For a rural coffee grower in Colombia, rising global coffee prices should be nothing but good news. Grow more beans, make more money. So Grant Miller, a health economist at Stanford University, was surprised to discover what else higher prices herald: Sicker kids. It turns out that “child mortality rates go up when prices go up,” says Miller.

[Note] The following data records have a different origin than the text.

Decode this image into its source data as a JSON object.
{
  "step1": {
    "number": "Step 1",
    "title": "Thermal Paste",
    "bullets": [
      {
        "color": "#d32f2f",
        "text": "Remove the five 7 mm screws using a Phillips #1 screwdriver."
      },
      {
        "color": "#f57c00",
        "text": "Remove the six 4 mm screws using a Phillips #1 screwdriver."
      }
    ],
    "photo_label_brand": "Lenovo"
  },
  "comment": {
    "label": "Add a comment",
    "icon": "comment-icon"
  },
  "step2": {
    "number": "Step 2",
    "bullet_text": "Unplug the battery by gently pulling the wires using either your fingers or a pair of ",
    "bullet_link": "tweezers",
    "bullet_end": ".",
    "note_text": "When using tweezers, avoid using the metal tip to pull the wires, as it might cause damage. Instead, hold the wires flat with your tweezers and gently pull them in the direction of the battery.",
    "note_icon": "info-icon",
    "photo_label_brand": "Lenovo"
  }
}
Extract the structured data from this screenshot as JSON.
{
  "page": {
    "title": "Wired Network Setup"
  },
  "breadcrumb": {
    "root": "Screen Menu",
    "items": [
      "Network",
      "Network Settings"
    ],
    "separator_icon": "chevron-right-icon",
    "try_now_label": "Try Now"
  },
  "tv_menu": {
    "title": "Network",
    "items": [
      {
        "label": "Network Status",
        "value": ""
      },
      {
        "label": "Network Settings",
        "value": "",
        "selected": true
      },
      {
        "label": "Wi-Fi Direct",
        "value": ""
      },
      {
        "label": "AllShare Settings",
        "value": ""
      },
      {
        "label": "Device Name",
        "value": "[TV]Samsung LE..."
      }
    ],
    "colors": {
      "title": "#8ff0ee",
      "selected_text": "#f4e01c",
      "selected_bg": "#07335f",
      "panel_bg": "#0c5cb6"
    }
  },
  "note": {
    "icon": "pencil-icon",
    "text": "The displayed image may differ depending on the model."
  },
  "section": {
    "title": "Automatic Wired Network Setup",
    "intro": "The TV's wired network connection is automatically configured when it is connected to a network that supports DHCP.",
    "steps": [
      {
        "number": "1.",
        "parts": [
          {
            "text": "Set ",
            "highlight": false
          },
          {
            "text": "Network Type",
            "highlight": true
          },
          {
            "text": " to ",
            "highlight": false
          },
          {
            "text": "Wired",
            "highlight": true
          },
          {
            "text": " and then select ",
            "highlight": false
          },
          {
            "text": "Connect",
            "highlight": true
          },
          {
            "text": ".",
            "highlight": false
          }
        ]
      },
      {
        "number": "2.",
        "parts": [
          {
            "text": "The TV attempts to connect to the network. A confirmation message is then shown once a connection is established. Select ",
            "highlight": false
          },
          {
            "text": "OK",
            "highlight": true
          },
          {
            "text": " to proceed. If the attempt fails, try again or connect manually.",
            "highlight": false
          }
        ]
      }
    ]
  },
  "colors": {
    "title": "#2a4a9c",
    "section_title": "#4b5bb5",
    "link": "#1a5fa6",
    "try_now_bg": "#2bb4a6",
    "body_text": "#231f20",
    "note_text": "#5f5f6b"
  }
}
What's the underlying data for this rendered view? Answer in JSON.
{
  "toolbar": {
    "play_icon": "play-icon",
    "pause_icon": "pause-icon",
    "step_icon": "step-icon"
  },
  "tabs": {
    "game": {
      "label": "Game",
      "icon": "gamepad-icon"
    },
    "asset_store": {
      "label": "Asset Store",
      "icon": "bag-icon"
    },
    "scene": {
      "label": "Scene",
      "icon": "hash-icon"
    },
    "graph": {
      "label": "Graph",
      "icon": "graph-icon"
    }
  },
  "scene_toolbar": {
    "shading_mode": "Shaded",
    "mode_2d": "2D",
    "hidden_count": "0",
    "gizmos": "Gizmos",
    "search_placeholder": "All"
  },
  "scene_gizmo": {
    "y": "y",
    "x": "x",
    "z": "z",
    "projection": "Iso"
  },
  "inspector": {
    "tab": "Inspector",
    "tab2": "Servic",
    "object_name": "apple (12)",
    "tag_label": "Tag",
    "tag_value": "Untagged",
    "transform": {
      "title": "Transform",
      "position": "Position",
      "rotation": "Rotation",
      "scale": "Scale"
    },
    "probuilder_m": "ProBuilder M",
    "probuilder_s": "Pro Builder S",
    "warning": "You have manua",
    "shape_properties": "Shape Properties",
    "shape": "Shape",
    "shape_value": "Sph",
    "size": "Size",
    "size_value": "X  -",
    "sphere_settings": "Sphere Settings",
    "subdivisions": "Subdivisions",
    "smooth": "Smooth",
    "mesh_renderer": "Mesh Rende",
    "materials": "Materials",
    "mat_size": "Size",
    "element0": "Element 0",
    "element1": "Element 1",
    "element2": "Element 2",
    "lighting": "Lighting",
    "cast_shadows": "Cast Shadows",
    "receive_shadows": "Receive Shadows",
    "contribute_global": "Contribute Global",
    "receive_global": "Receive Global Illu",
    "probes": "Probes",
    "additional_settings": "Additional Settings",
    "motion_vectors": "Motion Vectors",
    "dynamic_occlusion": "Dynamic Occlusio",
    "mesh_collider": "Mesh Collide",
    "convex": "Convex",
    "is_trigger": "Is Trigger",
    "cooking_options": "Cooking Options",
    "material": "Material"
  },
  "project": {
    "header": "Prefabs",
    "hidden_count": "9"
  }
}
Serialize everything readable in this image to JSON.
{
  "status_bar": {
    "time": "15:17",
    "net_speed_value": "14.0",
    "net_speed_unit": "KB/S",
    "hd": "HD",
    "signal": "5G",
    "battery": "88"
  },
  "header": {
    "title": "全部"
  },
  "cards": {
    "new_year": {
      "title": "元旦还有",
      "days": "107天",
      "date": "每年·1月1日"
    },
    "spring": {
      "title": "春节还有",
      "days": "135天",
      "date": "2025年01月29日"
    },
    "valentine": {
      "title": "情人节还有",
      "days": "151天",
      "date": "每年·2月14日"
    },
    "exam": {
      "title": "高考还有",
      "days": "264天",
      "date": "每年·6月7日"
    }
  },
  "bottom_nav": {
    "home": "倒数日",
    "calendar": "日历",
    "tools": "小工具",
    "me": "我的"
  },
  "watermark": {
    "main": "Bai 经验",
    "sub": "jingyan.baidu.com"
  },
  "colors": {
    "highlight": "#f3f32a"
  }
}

The opposite is also true: Child mortality decreases—fewer infants and children die—when prices slump.

Miller and his coauthor examined average annual...


To read this article and start a full year of unlimited online access, subscribe now!

Already a subscriber?

Need to register for your premium online access,
which is included with your paid subscription?

Tracker Pixel for Entry